Air Nostrum’s Ambitious Expansion: Doubling Airlander 10 Orders

Air Nostrum’s Ambitious Expansion: Doubling Airlander 10 Orders

Air Nostrum, a prominent Spanish regional airline, has made waves in the industry by doubling its reservation order for the innovative Airlander 10 aircraft.

This move underscores the potential of wind-assisted propulsion systems. Air Nostrum’s decision to amplify its Airlander 10 order from 10 to a whopping 20 aircraft shows the industry’s growing faith in the capabilities of hybrid airships.

Developed by Hybrid Air Vehicles, the Airlander 10 can carry up to 100 passengers or an equivalent cargo load while leaving a minimal emissions footprint. It is widely expected that its service entry will be after 2027.

Air Nostrum will also join the Hybrid Air Vehicles’ Development Partner Programme. The collaboration aims to gather actionable insights to shape the next iteration of this airship, the Airlander 50. With a payload capacity of 50 tons, the Airlander 50 promises to be a behemoth in the skies, surpassing its predecessor, which is already considered one of the largest aircraft globally.

The strategic deployment of these airships is noteworthy. While Spain remains a primary focus for Air Nostrum, plans are afoot to assign some of these airships to its Maltese subsidiary, Mel Air. Given Malta’s central location in the Mediterranean, Mel Air is poised to operate the airships on short routes within the Maltese archipelago and extend its reach to neighbouring regions like Sicily, the Italian mainland, and even North Africa.

Engineering: The engineering behind the Airlander 10
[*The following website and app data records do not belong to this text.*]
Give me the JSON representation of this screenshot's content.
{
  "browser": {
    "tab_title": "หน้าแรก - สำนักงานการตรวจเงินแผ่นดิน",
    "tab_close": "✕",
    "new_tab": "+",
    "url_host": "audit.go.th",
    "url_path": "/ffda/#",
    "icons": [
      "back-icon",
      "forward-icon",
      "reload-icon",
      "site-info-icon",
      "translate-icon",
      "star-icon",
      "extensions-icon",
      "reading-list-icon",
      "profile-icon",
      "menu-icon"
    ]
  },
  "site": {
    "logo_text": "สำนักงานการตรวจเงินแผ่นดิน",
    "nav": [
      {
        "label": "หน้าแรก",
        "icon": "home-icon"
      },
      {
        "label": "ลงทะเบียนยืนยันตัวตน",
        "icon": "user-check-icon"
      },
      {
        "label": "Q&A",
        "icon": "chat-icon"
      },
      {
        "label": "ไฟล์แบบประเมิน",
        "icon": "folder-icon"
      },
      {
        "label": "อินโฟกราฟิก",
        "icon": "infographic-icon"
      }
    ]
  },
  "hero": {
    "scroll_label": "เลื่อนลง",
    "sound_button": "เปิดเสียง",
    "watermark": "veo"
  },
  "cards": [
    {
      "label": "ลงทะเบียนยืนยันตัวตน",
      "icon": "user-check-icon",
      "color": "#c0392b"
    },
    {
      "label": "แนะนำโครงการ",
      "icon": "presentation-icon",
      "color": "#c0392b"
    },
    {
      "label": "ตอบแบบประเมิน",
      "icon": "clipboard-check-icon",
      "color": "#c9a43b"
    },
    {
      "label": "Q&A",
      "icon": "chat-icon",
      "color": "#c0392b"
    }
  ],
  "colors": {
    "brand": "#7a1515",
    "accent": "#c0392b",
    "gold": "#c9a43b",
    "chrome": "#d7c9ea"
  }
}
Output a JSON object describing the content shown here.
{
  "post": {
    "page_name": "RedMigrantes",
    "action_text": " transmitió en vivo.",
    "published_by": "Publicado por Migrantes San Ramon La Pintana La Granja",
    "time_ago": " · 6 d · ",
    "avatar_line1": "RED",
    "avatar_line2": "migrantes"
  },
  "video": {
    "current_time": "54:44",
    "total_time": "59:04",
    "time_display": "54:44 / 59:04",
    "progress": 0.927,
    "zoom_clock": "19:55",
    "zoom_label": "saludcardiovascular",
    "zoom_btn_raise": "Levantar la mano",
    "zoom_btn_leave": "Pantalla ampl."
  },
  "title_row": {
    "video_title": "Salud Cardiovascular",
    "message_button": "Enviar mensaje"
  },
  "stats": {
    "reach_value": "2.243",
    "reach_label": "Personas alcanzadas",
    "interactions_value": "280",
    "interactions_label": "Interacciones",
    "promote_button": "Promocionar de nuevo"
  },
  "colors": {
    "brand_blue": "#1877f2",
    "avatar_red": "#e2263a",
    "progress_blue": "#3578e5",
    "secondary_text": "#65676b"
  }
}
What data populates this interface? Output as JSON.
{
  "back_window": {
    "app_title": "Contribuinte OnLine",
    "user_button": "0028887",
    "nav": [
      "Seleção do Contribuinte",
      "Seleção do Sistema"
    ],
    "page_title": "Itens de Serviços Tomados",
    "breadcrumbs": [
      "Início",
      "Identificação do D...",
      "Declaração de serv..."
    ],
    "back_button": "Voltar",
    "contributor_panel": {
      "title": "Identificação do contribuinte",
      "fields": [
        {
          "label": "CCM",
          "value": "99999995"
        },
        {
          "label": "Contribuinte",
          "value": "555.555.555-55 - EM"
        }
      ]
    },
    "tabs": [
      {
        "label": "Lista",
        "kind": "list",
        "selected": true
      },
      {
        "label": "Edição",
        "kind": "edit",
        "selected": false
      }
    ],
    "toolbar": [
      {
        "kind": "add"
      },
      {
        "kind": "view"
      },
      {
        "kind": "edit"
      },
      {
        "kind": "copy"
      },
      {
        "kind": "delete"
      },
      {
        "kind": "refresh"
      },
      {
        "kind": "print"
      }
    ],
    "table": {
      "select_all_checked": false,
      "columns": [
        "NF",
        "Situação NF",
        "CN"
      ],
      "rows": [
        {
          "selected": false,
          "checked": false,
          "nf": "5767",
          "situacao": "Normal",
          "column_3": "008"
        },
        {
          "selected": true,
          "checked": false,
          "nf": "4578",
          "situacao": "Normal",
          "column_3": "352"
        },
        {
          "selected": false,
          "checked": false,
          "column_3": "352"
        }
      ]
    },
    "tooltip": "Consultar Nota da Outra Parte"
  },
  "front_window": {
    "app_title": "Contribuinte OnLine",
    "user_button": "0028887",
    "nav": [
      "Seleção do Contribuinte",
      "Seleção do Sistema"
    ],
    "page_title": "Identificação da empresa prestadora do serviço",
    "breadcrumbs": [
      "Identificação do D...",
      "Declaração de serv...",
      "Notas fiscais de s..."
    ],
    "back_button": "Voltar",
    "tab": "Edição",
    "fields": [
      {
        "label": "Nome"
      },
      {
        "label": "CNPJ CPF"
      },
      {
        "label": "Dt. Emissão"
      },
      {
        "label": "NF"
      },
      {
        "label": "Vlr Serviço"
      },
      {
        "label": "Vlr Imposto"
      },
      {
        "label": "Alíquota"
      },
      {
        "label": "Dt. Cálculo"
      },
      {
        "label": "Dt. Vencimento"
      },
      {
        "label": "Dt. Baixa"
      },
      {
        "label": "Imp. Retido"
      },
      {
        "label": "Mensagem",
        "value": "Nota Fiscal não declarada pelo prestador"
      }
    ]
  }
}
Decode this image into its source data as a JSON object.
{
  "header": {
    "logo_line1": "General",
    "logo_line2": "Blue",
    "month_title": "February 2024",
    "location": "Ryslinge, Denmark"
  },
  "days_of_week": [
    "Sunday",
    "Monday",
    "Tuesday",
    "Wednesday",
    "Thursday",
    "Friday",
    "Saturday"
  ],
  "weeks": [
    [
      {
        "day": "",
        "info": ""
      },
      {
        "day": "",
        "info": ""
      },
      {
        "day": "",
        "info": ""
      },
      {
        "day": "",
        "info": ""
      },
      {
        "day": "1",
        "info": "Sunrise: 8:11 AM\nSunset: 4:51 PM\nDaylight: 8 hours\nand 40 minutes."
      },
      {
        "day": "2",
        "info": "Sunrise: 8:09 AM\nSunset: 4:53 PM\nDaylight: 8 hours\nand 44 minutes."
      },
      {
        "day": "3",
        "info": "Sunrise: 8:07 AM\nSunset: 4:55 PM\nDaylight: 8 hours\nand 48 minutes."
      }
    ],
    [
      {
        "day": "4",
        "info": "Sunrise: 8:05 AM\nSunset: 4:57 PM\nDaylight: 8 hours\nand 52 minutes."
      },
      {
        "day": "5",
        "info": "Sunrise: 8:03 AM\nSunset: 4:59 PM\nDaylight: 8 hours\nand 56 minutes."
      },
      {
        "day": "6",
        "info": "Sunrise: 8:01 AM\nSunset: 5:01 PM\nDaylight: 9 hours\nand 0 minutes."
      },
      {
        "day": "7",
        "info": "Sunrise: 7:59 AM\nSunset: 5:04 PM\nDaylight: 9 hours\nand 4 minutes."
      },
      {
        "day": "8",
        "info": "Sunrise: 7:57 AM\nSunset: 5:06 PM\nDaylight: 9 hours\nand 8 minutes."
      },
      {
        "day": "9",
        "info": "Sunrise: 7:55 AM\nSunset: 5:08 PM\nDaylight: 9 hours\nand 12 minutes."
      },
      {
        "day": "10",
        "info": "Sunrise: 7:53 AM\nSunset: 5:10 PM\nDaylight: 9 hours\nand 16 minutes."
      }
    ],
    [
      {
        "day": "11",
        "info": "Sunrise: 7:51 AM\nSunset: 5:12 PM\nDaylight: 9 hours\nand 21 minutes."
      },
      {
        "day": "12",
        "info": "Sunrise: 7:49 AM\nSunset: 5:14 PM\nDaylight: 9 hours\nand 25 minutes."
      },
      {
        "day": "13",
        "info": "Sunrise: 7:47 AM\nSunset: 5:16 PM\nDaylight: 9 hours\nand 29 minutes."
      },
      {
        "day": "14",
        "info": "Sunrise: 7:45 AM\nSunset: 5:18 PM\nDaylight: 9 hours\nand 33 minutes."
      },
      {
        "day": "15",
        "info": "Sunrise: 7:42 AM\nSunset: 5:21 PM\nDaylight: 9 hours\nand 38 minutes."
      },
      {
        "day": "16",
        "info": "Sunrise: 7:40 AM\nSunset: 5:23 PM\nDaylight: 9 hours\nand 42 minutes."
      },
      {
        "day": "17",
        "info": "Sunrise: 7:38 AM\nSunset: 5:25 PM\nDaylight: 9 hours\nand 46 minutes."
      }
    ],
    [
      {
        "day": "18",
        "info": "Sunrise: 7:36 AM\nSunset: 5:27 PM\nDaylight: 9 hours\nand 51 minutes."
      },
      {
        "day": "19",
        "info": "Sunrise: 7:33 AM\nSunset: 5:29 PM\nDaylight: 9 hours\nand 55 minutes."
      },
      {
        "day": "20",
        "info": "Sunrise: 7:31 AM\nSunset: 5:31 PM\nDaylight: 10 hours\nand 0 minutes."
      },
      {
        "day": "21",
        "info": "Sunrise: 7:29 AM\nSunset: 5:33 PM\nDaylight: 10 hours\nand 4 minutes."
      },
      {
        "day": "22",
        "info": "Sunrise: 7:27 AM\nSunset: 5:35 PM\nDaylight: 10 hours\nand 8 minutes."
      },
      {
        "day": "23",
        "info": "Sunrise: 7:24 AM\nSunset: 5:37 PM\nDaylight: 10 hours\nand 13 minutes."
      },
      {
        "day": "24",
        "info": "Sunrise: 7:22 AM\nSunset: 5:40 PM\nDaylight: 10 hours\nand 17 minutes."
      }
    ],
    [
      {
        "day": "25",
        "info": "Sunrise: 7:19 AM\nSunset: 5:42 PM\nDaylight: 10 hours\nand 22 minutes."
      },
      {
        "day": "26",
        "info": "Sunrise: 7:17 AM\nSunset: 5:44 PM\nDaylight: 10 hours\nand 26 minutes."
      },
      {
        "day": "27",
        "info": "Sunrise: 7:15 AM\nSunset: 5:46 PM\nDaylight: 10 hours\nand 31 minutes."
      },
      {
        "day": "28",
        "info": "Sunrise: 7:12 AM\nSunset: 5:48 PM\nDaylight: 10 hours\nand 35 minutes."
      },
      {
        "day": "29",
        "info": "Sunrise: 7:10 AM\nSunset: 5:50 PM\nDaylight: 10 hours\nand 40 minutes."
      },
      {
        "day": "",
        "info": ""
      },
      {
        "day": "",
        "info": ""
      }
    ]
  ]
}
Design and Structure The Airlander 10 is classified as a hybrid airship. Its lift is derived from aerostatic (helium buoyancy) and aerodynamic forces. The hull is elliptical with a flattened contour, functioning as a lifting body. This structure enables the airship to generate a substantial portion of its lift aerodynamically, akin to conventional aircraft. The helium within the envelope is responsible for counteracting between 60% and 80% of the aircraft’s weight. The Airlander 10 is equipped with pneumatic skids, facilitating landings and takeoffs on diverse terrains, including aquatic surfaces.

airlander 10 over coastBeautiful scenic view from above along the dry rocky Dead Sea Coast of the West Bank Israel. Jordan Dead Sea Coast on the horizon. Dead Sea, Ein Gedi, Israel, Middle east.

Propulsion System The propulsion of the Airlander 10 is managed by four Thielert Centurion 325 hp V8 diesel engines. These engines operate three-bladed ducted propellers, ensuring thrust and manoeuvrability. The machines are positioned with two at the rear and two on the forward fuselage’s sides. The side engines can pivot, providing thrust vectoring, crucial for precise flight control.

Operational Capabilities The operational design of the Airlander 10 stresses endurance. The airship can sustain flight for up to five days with onboard crew and exhibits extended durations when unmanned. Its applications span transportation, aerial surveillance, disaster relief, and luxury services. The modular design of its mission module allows for diverse configurations, catering to both civilian and defence requirements.

oblique rear floating logos original

History The inception of the Airlander 10 can be traced to the HAV 304, initially developed for the United States Army’s Long Endurance Multi-intelligence Vehicle (LEMV) programme. After discontinuing the LEMV project, HAV procured the airship, adapting it for civilian purposes and renaming it the Airlander 10. While its design has been refocused for civilian applications, the Airlander 10 retains the adaptability for defence-related tasks.

The craft exemplifies the integration of traditional and modern aerospace engineering techniques. Its hybrid design, which merges aerostatic and aerodynamic principles, distinguishes it from conventional airships.

  • Air Nostrum doubles its order for the Airlander 10 aircraft, signalling a solid commitment to sustainable aviation.
  • The Airlander 10, developed by Hybrid Air Vehicles, can carry up to 100 passengers with a minimal emissions footprint.
  • WindWings by Yara Marine, a wind-assisted propulsion system, offers significant fuel efficiency, reducing consumption and emissions.
  • The collaboration between airlines and tech innovators like BAR Technologies points to a greener, more sustainable future for aviation.
Born to Engineer Weekly

Get the latest Engineering news delivered to your inbox every Monday morning